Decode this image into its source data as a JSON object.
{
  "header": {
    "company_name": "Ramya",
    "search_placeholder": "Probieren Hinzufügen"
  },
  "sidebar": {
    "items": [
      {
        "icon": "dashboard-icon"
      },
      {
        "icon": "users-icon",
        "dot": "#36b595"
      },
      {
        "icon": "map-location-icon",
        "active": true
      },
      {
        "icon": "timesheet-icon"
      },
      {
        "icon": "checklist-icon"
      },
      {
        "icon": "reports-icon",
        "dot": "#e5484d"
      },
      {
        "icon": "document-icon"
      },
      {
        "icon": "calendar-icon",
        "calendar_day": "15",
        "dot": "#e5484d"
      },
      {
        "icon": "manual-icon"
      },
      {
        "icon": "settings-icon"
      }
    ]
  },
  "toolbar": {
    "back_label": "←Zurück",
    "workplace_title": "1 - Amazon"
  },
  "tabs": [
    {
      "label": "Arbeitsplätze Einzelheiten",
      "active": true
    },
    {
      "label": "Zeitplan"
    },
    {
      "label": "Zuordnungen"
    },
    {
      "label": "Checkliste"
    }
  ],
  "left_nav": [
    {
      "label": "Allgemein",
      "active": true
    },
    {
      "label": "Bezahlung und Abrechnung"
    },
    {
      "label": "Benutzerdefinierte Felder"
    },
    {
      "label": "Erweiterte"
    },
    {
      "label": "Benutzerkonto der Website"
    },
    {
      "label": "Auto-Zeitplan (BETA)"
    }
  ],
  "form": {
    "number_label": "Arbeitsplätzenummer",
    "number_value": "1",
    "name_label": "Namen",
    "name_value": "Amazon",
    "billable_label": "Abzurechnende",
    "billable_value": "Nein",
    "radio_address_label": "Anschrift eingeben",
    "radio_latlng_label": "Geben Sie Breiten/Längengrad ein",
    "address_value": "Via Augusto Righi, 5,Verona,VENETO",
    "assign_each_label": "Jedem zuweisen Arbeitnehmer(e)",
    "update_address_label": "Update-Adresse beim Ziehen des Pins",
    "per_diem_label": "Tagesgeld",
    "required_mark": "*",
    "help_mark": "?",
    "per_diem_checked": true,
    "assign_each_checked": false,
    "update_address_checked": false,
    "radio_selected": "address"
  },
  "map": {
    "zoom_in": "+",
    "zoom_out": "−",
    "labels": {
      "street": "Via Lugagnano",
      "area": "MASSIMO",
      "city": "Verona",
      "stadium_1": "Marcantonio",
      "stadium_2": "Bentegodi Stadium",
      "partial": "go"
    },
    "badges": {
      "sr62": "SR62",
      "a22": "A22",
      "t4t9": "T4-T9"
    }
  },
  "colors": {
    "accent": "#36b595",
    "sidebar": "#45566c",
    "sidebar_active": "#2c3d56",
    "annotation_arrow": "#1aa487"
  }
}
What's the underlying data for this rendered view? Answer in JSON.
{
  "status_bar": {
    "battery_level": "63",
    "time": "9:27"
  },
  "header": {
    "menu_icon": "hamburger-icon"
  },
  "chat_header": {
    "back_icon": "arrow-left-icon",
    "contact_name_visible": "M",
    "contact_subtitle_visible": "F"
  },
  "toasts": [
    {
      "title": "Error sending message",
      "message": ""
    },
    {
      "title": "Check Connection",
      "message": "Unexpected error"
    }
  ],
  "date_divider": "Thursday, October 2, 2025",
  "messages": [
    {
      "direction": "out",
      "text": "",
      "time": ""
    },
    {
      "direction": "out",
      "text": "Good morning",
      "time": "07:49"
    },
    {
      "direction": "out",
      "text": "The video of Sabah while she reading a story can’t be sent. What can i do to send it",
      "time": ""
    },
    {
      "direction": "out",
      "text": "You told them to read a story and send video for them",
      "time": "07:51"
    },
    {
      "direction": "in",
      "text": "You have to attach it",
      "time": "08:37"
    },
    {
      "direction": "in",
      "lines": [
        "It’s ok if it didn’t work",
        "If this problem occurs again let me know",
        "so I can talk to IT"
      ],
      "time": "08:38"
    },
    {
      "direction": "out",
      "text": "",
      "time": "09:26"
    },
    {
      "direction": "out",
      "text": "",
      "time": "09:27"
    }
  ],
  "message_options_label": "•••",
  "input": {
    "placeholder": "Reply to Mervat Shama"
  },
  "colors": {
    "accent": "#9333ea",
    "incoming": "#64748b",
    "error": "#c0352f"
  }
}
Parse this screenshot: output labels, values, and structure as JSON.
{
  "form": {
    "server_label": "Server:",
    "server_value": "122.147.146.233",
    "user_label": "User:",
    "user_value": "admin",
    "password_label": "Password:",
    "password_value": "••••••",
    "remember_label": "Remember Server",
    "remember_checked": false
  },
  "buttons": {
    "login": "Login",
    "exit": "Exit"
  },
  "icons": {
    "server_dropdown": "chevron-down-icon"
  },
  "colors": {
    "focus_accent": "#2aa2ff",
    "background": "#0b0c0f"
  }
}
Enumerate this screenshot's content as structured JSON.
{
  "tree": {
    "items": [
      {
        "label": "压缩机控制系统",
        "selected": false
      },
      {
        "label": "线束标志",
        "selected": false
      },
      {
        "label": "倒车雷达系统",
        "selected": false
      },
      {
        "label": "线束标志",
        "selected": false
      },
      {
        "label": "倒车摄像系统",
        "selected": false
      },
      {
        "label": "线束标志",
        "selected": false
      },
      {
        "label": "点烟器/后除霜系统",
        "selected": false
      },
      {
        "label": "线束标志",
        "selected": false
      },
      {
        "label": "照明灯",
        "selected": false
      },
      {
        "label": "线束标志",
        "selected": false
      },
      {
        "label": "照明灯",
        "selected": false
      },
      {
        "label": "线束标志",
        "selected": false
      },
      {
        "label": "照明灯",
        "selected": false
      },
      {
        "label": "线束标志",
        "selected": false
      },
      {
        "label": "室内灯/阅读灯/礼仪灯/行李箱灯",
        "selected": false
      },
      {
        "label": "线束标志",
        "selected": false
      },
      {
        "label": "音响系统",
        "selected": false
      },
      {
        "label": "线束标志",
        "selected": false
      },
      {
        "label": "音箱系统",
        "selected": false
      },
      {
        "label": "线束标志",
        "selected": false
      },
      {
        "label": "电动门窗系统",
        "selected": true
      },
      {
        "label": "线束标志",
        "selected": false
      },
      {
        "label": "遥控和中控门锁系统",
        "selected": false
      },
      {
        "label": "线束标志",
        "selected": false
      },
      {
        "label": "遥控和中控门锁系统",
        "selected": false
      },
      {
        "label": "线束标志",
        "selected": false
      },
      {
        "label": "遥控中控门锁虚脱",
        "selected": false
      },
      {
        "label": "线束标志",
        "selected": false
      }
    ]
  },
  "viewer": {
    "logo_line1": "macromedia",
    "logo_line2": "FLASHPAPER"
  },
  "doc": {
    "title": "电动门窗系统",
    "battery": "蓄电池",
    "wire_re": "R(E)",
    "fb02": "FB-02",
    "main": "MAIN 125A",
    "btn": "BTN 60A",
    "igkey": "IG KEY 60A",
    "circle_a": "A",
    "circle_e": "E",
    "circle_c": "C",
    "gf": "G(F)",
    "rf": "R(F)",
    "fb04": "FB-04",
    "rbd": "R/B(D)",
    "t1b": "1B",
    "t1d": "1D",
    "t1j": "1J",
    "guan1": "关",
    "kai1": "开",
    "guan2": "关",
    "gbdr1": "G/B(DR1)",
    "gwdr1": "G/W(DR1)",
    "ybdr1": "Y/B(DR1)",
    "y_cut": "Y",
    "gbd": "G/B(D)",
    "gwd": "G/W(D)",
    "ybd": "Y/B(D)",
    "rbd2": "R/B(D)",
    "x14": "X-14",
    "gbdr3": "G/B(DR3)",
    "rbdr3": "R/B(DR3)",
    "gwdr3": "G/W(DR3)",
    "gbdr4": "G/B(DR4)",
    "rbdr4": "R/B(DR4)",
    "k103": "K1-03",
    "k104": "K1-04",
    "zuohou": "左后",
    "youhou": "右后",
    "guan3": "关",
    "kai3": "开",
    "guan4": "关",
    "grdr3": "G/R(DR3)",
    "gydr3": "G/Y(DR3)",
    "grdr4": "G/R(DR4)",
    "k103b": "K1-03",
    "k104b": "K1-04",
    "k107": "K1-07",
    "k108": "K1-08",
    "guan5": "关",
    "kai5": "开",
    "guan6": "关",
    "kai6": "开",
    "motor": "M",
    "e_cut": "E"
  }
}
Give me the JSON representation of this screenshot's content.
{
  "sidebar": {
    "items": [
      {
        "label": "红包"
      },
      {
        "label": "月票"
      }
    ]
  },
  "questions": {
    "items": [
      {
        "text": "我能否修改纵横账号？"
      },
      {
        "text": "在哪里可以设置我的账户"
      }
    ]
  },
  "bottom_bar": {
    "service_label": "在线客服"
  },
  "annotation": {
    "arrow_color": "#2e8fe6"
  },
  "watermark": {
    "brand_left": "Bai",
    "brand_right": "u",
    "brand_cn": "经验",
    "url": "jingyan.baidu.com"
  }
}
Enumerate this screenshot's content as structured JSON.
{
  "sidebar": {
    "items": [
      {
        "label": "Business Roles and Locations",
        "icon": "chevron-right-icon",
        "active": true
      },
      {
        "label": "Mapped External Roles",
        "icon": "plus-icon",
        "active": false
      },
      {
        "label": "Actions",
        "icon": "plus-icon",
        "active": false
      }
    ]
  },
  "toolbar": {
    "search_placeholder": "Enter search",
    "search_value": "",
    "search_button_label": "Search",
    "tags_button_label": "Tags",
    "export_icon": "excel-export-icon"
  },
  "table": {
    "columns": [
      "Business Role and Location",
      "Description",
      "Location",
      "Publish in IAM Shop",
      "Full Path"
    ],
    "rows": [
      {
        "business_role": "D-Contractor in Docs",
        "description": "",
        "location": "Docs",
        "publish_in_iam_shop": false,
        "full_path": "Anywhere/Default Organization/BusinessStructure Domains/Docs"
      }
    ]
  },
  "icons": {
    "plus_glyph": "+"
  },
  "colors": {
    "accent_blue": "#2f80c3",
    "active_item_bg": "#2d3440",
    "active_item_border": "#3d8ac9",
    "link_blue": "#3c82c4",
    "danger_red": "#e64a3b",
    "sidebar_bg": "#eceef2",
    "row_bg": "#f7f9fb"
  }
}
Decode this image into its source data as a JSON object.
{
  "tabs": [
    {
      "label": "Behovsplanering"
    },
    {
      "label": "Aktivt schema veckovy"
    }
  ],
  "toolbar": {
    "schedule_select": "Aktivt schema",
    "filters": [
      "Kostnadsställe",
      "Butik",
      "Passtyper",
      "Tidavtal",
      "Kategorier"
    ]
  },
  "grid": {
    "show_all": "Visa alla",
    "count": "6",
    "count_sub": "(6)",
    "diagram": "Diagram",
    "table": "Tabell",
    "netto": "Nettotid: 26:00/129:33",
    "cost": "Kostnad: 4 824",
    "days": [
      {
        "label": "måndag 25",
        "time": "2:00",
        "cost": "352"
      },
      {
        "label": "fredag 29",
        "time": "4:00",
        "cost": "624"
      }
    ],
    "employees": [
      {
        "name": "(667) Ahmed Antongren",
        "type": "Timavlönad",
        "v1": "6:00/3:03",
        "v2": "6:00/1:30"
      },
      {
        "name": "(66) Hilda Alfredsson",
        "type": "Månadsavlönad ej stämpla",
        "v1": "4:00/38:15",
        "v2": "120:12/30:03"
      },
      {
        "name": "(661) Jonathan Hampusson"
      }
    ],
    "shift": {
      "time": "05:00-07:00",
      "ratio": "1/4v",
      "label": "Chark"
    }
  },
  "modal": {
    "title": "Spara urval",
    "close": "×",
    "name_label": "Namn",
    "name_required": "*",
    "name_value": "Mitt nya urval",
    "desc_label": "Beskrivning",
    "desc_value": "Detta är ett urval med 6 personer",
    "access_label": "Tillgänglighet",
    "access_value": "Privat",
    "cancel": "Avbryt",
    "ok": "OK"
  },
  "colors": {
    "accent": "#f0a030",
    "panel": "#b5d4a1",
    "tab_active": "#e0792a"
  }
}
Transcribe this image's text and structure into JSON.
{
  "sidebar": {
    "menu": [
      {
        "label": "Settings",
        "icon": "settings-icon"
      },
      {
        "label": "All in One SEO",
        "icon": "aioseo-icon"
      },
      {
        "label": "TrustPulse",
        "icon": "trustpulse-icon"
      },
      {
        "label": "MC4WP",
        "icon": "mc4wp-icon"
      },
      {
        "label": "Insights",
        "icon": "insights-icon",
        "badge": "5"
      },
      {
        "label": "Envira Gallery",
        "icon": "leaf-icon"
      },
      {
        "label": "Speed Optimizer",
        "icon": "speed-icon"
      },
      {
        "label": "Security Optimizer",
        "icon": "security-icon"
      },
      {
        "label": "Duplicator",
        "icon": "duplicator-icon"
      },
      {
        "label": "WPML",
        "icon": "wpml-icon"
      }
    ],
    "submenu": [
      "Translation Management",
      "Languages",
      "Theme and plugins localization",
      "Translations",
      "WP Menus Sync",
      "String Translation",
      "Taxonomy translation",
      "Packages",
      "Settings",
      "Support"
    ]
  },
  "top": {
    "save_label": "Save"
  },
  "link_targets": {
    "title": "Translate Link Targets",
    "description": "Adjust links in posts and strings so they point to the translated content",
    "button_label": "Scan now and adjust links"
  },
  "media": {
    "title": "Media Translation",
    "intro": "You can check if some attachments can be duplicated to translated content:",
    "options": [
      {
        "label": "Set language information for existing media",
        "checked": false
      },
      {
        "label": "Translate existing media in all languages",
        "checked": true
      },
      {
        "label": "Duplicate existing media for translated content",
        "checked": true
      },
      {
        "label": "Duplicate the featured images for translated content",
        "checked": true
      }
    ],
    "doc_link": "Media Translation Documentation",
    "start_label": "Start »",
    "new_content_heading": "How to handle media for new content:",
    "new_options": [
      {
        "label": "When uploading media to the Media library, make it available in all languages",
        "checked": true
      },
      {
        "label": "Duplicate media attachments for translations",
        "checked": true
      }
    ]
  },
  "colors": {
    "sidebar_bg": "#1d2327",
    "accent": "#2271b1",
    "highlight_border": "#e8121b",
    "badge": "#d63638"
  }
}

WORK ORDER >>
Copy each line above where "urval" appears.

TASK RESPONSE >>
    "title": "Spara urval",
    "name_value": "Mitt nya urval",
    "desc_value": "Detta är ett urval med 6 personer",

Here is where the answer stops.